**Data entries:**
============================================================
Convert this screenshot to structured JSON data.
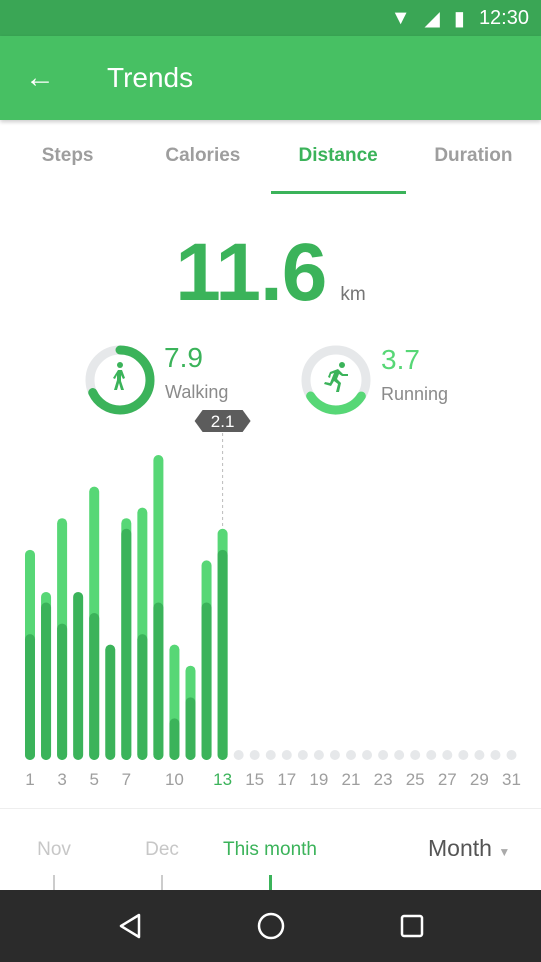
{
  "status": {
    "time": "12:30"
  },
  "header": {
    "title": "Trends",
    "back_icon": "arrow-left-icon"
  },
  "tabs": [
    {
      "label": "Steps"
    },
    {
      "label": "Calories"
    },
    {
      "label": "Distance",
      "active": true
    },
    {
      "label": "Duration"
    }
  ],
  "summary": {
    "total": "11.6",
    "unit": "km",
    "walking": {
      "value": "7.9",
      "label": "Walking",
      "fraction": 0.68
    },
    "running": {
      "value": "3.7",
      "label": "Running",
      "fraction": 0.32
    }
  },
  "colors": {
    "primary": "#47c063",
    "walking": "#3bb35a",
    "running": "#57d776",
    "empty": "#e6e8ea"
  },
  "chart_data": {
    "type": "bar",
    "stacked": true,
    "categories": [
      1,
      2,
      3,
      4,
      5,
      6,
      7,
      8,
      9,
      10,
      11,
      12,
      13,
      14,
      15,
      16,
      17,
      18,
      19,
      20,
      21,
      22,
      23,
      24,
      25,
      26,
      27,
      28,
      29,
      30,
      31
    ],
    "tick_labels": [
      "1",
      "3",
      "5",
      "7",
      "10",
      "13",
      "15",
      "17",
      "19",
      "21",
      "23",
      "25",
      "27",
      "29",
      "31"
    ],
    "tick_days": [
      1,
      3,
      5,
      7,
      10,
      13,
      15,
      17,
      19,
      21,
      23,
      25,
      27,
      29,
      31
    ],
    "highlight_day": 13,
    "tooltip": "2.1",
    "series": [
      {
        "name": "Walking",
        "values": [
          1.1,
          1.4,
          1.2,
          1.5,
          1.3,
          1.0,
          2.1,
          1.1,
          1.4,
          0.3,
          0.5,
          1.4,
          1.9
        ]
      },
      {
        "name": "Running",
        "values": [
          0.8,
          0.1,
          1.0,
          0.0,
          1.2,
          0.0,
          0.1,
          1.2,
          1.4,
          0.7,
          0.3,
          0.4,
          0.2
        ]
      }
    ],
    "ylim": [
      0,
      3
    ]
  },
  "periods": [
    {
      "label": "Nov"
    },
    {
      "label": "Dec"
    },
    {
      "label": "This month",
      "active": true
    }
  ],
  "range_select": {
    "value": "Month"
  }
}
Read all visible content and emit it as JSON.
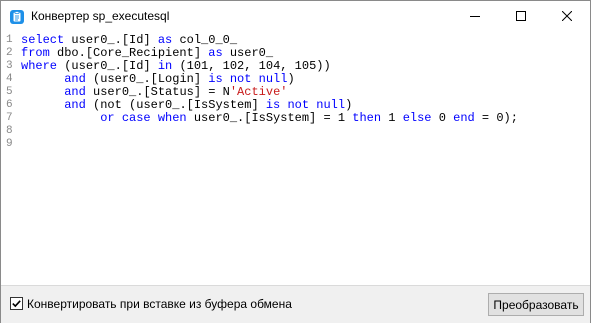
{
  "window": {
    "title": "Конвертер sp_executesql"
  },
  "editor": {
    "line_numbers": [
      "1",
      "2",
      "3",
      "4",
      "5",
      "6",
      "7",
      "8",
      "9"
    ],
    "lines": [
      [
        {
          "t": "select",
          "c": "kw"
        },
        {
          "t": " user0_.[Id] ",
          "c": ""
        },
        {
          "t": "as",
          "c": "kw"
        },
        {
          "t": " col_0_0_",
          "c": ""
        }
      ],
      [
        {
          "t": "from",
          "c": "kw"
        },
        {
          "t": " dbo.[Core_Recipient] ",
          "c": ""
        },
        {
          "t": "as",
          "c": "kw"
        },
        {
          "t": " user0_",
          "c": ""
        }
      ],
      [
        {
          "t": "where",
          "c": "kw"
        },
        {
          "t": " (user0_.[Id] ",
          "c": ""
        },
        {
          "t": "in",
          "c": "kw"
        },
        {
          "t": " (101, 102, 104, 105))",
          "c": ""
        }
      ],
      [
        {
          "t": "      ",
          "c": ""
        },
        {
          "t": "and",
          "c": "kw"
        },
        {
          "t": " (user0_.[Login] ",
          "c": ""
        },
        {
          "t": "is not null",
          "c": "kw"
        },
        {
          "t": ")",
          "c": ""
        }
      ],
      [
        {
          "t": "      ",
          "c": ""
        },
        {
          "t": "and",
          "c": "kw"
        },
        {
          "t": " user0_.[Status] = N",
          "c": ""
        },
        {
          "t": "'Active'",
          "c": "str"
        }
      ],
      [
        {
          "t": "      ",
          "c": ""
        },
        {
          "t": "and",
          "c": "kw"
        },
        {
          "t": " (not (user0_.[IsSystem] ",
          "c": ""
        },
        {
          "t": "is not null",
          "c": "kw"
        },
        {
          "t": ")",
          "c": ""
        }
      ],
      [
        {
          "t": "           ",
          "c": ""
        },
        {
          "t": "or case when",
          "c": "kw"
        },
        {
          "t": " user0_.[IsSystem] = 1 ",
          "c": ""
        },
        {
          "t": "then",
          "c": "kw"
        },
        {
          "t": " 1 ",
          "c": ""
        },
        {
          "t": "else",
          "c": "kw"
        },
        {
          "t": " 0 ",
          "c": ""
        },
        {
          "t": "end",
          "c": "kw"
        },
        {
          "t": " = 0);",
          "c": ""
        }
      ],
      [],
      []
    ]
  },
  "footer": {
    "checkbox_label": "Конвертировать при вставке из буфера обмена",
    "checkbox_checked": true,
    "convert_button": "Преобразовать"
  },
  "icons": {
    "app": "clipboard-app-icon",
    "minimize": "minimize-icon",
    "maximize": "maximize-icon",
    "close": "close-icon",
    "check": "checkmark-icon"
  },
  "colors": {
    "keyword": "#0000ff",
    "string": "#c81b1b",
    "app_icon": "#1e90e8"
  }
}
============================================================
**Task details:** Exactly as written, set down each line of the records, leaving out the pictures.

**Solution to this task:**
Convert this screenshot to structured JSON data.
{
  "status": {
    "time": "12:30"
  },
  "header": {
    "title": "Trends",
    "back_icon": "arrow-left-icon"
  },
  "tabs": [
    {
      "label": "Steps"
    },
    {
      "label": "Calories"
    },
    {
      "label": "Distance",
      "active": true
    },
    {
      "label": "Duration"
    }
  ],
  "summary": {
    "total": "11.6",
    "unit": "km",
    "walking": {
      "value": "7.9",
      "label": "Walking",
      "fraction": 0.68
    },
    "running": {
      "value": "3.7",
      "label": "Running",
      "fraction": 0.32
    }
  },
  "colors": {
    "primary": "#47c063",
    "walking": "#3bb35a",
    "running": "#57d776",
    "empty": "#e6e8ea"
  },
  "chart_data": {
    "type": "bar",
    "stacked": true,
    "categories": [
      1,
      2,
      3,
      4,
      5,
      6,
      7,
      8,
      9,
      10,
      11,
      12,
      13,
      14,
      15,
      16,
      17,
      18,
      19,
      20,
      21,
      22,
      23,
      24,
      25,
      26,
      27,
      28,
      29,
      30,
      31
    ],
    "tick_labels": [
      "1",
      "3",
      "5",
      "7",
      "10",
      "13",
      "15",
      "17",
      "19",
      "21",
      "23",
      "25",
      "27",
      "29",
      "31"
    ],
    "tick_days": [
      1,
      3,
      5,
      7,
      10,
      13,
      15,
      17,
      19,
      21,
      23,
      25,
      27,
      29,
      31
    ],
    "highlight_day": 13,
    "tooltip": "2.1",
    "series": [
      {
        "name": "Walking",
        "values": [
          1.1,
          1.4,
          1.2,
          1.5,
          1.3,
          1.0,
          2.1,
          1.1,
          1.4,
          0.3,
          0.5,
          1.4,
          1.9
        ]
      },
      {
        "name": "Running",
        "values": [
          0.8,
          0.1,
          1.0,
          0.0,
          1.2,
          0.0,
          0.1,
          1.2,
          1.4,
          0.7,
          0.3,
          0.4,
          0.2
        ]
      }
    ],
    "ylim": [
      0,
      3
    ]
  },
  "periods": [
    {
      "label": "Nov"
    },
    {
      "label": "Dec"
    },
    {
      "label": "This month",
      "active": true
    }
  ],
  "range_select": {
    "value": "Month"
  }
}
Read all visible content and emit it as JSON.
{
  "window": {
    "title": "Конвертер sp_executesql"
  },
  "editor": {
    "line_numbers": [
      "1",
      "2",
      "3",
      "4",
      "5",
      "6",
      "7",
      "8",
      "9"
    ],
    "lines": [
      [
        {
          "t": "select",
          "c": "kw"
        },
        {
          "t": " user0_.[Id] ",
          "c": ""
        },
        {
          "t": "as",
          "c": "kw"
        },
        {
          "t": " col_0_0_",
          "c": ""
        }
      ],
      [
        {
          "t": "from",
          "c": "kw"
        },
        {
          "t": " dbo.[Core_Recipient] ",
          "c": ""
        },
        {
          "t": "as",
          "c": "kw"
        },
        {
          "t": " user0_",
          "c": ""
        }
      ],
      [
        {
          "t": "where",
          "c": "kw"
        },
        {
          "t": " (user0_.[Id] ",
          "c": ""
        },
        {
          "t": "in",
          "c": "kw"
        },
        {
          "t": " (101, 102, 104, 105))",
          "c": ""
        }
      ],
      [
        {
          "t": "      ",
          "c": ""
        },
        {
          "t": "and",
          "c": "kw"
        },
        {
          "t": " (user0_.[Login] ",
          "c": ""
        },
        {
          "t": "is not null",
          "c": "kw"
        },
        {
          "t": ")",
          "c": ""
        }
      ],
      [
        {
          "t": "      ",
          "c": ""
        },
        {
          "t": "and",
          "c": "kw"
        },
        {
          "t": " user0_.[Status] = N",
          "c": ""
        },
        {
          "t": "'Active'",
          "c": "str"
        }
      ],
      [
        {
          "t": "      ",
          "c": ""
        },
        {
          "t": "and",
          "c": "kw"
        },
        {
          "t": " (not (user0_.[IsSystem] ",
          "c": ""
        },
        {
          "t": "is not null",
          "c": "kw"
        },
        {
          "t": ")",
          "c": ""
        }
      ],
      [
        {
          "t": "           ",
          "c": ""
        },
        {
          "t": "or case when",
          "c": "kw"
        },
        {
          "t": " user0_.[IsSystem] = 1 ",
          "c": ""
        },
        {
          "t": "then",
          "c": "kw"
        },
        {
          "t": " 1 ",
          "c": ""
        },
        {
          "t": "else",
          "c": "kw"
        },
        {
          "t": " 0 ",
          "c": ""
        },
        {
          "t": "end",
          "c": "kw"
        },
        {
          "t": " = 0);",
          "c": ""
        }
      ],
      [],
      []
    ]
  },
  "footer": {
    "checkbox_label": "Конвертировать при вставке из буфера обмена",
    "checkbox_checked": true,
    "convert_button": "Преобразовать"
  },
  "icons": {
    "app": "clipboard-app-icon",
    "minimize": "minimize-icon",
    "maximize": "maximize-icon",
    "close": "close-icon",
    "check": "checkmark-icon"
  },
  "colors": {
    "keyword": "#0000ff",
    "string": "#c81b1b",
    "app_icon": "#1e90e8"
  }
}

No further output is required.